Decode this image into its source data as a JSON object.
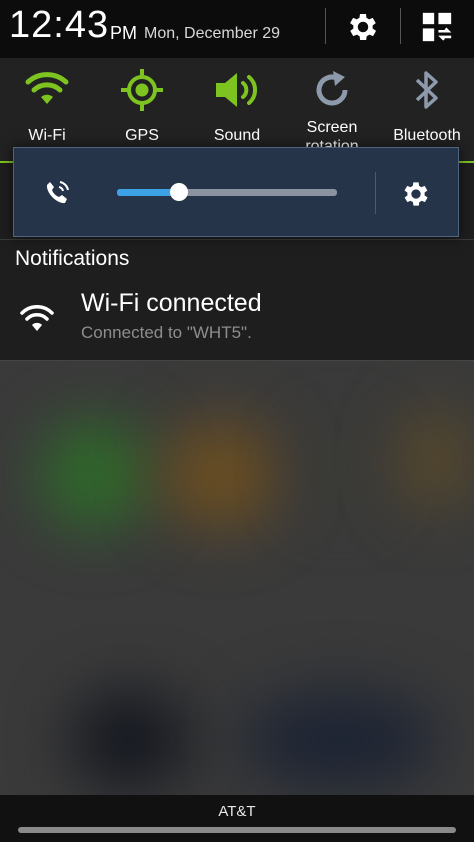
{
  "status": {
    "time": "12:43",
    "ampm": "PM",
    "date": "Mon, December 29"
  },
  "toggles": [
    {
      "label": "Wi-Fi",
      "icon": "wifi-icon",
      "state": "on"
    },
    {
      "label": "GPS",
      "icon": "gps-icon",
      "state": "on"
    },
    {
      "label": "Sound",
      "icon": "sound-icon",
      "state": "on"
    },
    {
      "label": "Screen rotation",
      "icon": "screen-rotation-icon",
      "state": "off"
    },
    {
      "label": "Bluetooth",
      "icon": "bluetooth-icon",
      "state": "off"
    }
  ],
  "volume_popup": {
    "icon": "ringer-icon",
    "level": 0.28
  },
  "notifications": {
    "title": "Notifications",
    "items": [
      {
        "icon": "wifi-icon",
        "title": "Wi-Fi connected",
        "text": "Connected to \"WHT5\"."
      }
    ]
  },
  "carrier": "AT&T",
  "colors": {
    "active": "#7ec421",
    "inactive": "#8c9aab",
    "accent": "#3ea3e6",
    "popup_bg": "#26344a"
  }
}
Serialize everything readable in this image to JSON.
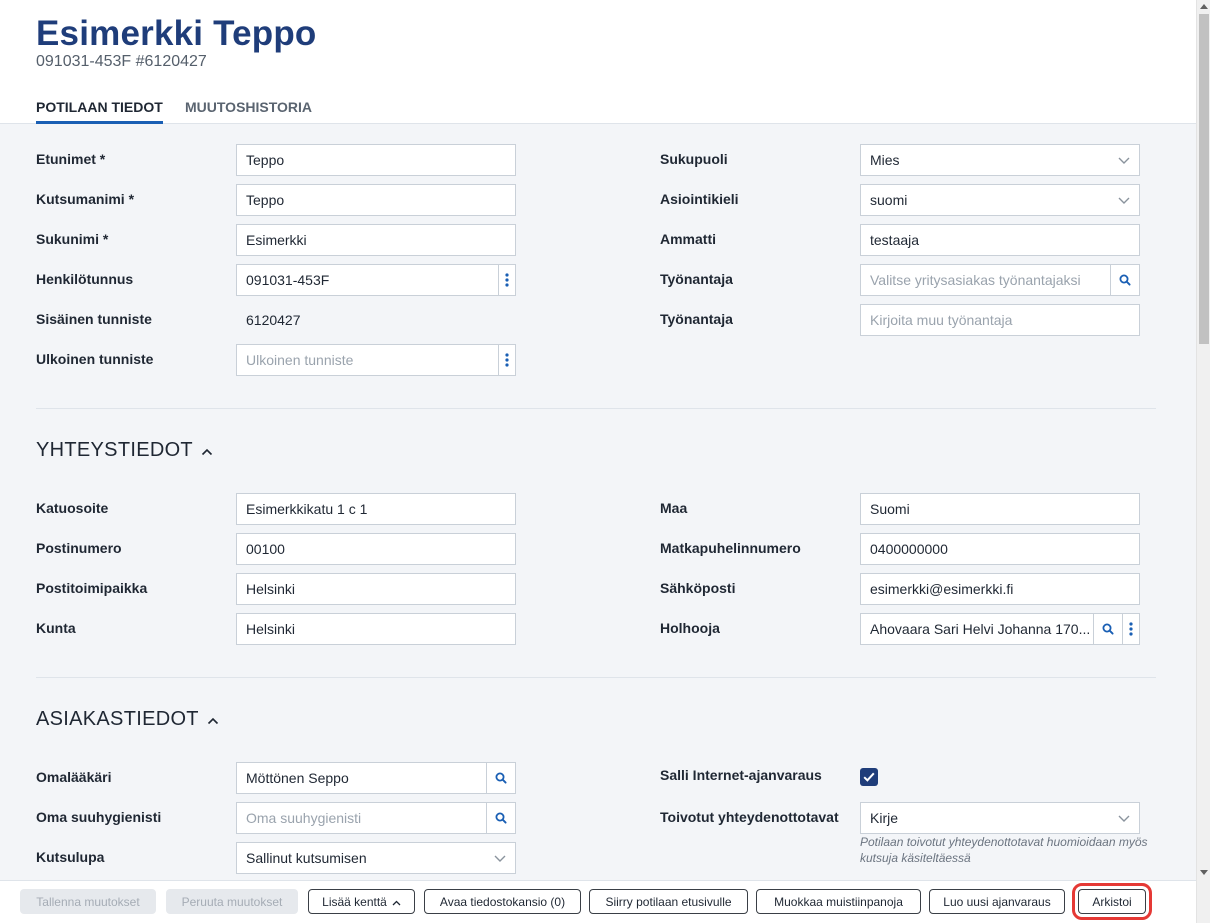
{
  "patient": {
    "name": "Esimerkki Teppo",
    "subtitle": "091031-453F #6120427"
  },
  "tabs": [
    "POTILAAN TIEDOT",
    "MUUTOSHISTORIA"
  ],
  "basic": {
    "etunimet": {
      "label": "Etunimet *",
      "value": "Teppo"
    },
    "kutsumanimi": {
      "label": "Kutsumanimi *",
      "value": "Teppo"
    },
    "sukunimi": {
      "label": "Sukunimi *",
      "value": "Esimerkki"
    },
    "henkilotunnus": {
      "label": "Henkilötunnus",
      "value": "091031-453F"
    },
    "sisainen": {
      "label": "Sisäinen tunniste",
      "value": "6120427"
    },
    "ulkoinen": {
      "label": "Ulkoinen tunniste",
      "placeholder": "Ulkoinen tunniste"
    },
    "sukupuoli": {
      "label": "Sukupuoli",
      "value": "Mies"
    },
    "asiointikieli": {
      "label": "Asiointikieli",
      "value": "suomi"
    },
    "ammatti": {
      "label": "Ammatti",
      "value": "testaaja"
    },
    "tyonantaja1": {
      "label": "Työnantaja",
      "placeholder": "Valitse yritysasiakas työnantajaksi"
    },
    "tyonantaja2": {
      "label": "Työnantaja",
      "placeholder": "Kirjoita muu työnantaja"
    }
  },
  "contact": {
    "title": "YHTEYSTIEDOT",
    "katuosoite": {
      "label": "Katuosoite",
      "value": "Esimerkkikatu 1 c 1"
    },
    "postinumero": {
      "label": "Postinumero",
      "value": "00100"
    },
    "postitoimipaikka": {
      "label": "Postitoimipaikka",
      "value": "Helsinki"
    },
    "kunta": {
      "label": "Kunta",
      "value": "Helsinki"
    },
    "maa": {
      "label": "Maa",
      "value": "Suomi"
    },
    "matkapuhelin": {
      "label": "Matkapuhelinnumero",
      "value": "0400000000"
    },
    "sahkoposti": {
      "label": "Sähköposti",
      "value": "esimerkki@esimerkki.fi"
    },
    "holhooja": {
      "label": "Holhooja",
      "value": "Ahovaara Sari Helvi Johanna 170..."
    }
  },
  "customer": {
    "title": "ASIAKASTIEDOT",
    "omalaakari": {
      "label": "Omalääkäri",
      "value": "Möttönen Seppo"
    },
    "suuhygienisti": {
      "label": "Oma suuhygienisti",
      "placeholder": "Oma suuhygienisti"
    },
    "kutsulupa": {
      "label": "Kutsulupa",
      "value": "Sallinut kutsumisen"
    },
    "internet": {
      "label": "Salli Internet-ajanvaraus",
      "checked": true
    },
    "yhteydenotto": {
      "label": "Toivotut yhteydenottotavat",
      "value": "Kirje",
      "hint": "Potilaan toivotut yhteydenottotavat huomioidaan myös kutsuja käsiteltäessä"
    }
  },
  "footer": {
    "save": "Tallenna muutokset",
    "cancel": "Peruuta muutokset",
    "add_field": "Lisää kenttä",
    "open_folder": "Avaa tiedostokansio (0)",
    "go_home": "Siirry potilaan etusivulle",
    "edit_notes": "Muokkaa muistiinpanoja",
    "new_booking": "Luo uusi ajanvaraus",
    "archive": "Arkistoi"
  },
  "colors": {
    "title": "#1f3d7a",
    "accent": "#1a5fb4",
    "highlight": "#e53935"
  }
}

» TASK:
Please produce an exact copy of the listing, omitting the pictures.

» FINAL ANSWER:
Decode this image into its source data as a JSON object.
{
  "status": {
    "time": "12:43",
    "ampm": "PM",
    "date": "Mon, December 29"
  },
  "toggles": [
    {
      "label": "Wi-Fi",
      "icon": "wifi-icon",
      "state": "on"
    },
    {
      "label": "GPS",
      "icon": "gps-icon",
      "state": "on"
    },
    {
      "label": "Sound",
      "icon": "sound-icon",
      "state": "on"
    },
    {
      "label": "Screen rotation",
      "icon": "screen-rotation-icon",
      "state": "off"
    },
    {
      "label": "Bluetooth",
      "icon": "bluetooth-icon",
      "state": "off"
    }
  ],
  "volume_popup": {
    "icon": "ringer-icon",
    "level": 0.28
  },
  "notifications": {
    "title": "Notifications",
    "items": [
      {
        "icon": "wifi-icon",
        "title": "Wi-Fi connected",
        "text": "Connected to \"WHT5\"."
      }
    ]
  },
  "carrier": "AT&T",
  "colors": {
    "active": "#7ec421",
    "inactive": "#8c9aab",
    "accent": "#3ea3e6",
    "popup_bg": "#26344a"
  }
}
Serialize everything readable in this image to JSON.
{
  "patient": {
    "name": "Esimerkki Teppo",
    "subtitle": "091031-453F #6120427"
  },
  "tabs": [
    "POTILAAN TIEDOT",
    "MUUTOSHISTORIA"
  ],
  "basic": {
    "etunimet": {
      "label": "Etunimet *",
      "value": "Teppo"
    },
    "kutsumanimi": {
      "label": "Kutsumanimi *",
      "value": "Teppo"
    },
    "sukunimi": {
      "label": "Sukunimi *",
      "value": "Esimerkki"
    },
    "henkilotunnus": {
      "label": "Henkilötunnus",
      "value": "091031-453F"
    },
    "sisainen": {
      "label": "Sisäinen tunniste",
      "value": "6120427"
    },
    "ulkoinen": {
      "label": "Ulkoinen tunniste",
      "placeholder": "Ulkoinen tunniste"
    },
    "sukupuoli": {
      "label": "Sukupuoli",
      "value": "Mies"
    },
    "asiointikieli": {
      "label": "Asiointikieli",
      "value": "suomi"
    },
    "ammatti": {
      "label": "Ammatti",
      "value": "testaaja"
    },
    "tyonantaja1": {
      "label": "Työnantaja",
      "placeholder": "Valitse yritysasiakas työnantajaksi"
    },
    "tyonantaja2": {
      "label": "Työnantaja",
      "placeholder": "Kirjoita muu työnantaja"
    }
  },
  "contact": {
    "title": "YHTEYSTIEDOT",
    "katuosoite": {
      "label": "Katuosoite",
      "value": "Esimerkkikatu 1 c 1"
    },
    "postinumero": {
      "label": "Postinumero",
      "value": "00100"
    },
    "postitoimipaikka": {
      "label": "Postitoimipaikka",
      "value": "Helsinki"
    },
    "kunta": {
      "label": "Kunta",
      "value": "Helsinki"
    },
    "maa": {
      "label": "Maa",
      "value": "Suomi"
    },
    "matkapuhelin": {
      "label": "Matkapuhelinnumero",
      "value": "0400000000"
    },
    "sahkoposti": {
      "label": "Sähköposti",
      "value": "esimerkki@esimerkki.fi"
    },
    "holhooja": {
      "label": "Holhooja",
      "value": "Ahovaara Sari Helvi Johanna 170..."
    }
  },
  "customer": {
    "title": "ASIAKASTIEDOT",
    "omalaakari": {
      "label": "Omalääkäri",
      "value": "Möttönen Seppo"
    },
    "suuhygienisti": {
      "label": "Oma suuhygienisti",
      "placeholder": "Oma suuhygienisti"
    },
    "kutsulupa": {
      "label": "Kutsulupa",
      "value": "Sallinut kutsumisen"
    },
    "internet": {
      "label": "Salli Internet-ajanvaraus",
      "checked": true
    },
    "yhteydenotto": {
      "label": "Toivotut yhteydenottotavat",
      "value": "Kirje",
      "hint": "Potilaan toivotut yhteydenottotavat huomioidaan myös kutsuja käsiteltäessä"
    }
  },
  "footer": {
    "save": "Tallenna muutokset",
    "cancel": "Peruuta muutokset",
    "add_field": "Lisää kenttä",
    "open_folder": "Avaa tiedostokansio (0)",
    "go_home": "Siirry potilaan etusivulle",
    "edit_notes": "Muokkaa muistiinpanoja",
    "new_booking": "Luo uusi ajanvaraus",
    "archive": "Arkistoi"
  },
  "colors": {
    "title": "#1f3d7a",
    "accent": "#1a5fb4",
    "highlight": "#e53935"
  }
}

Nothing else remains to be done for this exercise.